There are six different types of coverage. You need at least the first three.

  1. Liability coverage
  2. Personal Injury Protection (PIP)
  3. Uninsured and underinsured drivers
  4. Collision coverage
  5. Comprehensive coverage (Other than Collision Coverage)
  6. Endorsements


Each type of coverage speaks to a different consequence of a car accident - medical costs, property damage, and so on.

Each has its own price tag: You decide how much coverage you want; the insurer tallies your selections to figure your annual premium. Heres an overview of these types of coverage:


1. Liability coverage
Liability means, basically, how much you must pay for hurts you cause to others and to property.
Coverage for injuries to people is crucial. Medical costs run high, as do jury awards for a victims suffering and lost income. Benchmark medical liability coverage for most home-owners (and people with sizeable assets) is $100,000 per person and $300,000 for all involved.
Property liability must cover both car repairs and ancillary destruction, such as a flattened flower garden or a severed hedge. Because you might be held accountable for related losses caused when, say, you felled a power line, it may be wise to carry $100,000 coverage.


2. Personal Injury Protection (PIP)
This medical coverage pays for your medical bills. No matter who was a fault, this insurance pays for accident-related medical costs for you and your family, typically for three years. If passengers who are not family members are hurt, this should cover their bills too, up to specified amounts.
PIP medical coverage comes into play when the accident is deemed to have been your fault. (The other drivers insurance pays if the other driver was a fault.)
Not all states require this medical coverage; some only require $1,000 of coverage per person. Many experts recommend having at least $10,000 per person, but $100,000 per person (with a maximum of $300,000 for everyone in your car) may be wiser if you have assets to protect.
Note: Your regular health insurance may also cover some accident-related medical costs, but it may not cover injuries to non-family passengers. PIP medical coverage usually will though. 

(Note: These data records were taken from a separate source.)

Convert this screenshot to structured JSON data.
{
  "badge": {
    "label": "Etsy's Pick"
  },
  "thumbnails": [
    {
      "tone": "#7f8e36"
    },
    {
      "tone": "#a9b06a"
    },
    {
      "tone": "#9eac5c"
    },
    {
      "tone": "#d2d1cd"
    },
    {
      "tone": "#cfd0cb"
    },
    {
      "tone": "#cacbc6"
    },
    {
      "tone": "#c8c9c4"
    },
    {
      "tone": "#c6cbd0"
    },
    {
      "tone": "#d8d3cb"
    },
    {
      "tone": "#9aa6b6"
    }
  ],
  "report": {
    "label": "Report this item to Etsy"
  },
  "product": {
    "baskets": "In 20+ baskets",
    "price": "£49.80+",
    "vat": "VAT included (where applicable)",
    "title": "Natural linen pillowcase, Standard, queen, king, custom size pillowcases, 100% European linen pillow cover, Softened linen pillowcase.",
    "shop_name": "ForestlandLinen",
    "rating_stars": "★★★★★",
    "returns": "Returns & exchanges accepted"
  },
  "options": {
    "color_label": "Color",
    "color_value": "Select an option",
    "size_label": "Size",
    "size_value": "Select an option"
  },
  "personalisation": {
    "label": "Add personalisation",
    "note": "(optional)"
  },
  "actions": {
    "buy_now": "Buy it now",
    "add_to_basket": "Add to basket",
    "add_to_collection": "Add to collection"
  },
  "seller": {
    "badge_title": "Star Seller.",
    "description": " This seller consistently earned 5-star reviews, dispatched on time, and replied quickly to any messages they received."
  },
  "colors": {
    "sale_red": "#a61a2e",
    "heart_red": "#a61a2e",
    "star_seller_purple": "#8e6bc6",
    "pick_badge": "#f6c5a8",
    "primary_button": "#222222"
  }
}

3. Uninsured and underinsured drivers
This coverage protects you if the other driver does not have insurance, or not enough insurance (or sellable assets) to pay for your losses.
Some states dont require this, and no-fault states insist that your regular policy cover this situation automatically. Uninsured-underinsured coverage should also pay for injury caused by a hit-and-run driver.
Many insurance folks say that if your house is worth more than about $300,000, you should at least consider $250,000/$500,000 coverage. The cost increase versus the potential loss makes this worthwhile for many drivers. 


4. Collision coverage  
Collision coverage pays for accident-related damage to your car. Because of the high cost of many cars - and the sums required to repair them - many experts say you should carry $50,000 of collision coverage on a car less than three years old. A deductible - the amount you pay before any insurance coverage kicks in - of $500 is about average. Damage not caused by the accident is paid for by comprehensive coverage (see below).


5. Comprehensive coverage (Other than Collision Coverage)
Often mentioned in the same breath with collision coverage, comprehensive covers all non-collision damage, including vandalism, flood and theft.
Comprehensive coverage has a deductible - the amount you pay before the insurance takes effect. As a rule, the larger your deductible, the lower your annual premium. If you choose, say, a $1,000 deductible, you pay the first $1,000 of the repair bill, and your insurer pays the rest. 


6. Endorsements
If you need additional coverage, special provisions called endorsements come into play. For example, if you want your insurance to cover towing costs, or renting a car to replace yours while its in the shop, you buy the appropriate endorsement. It then becomes part of your policy.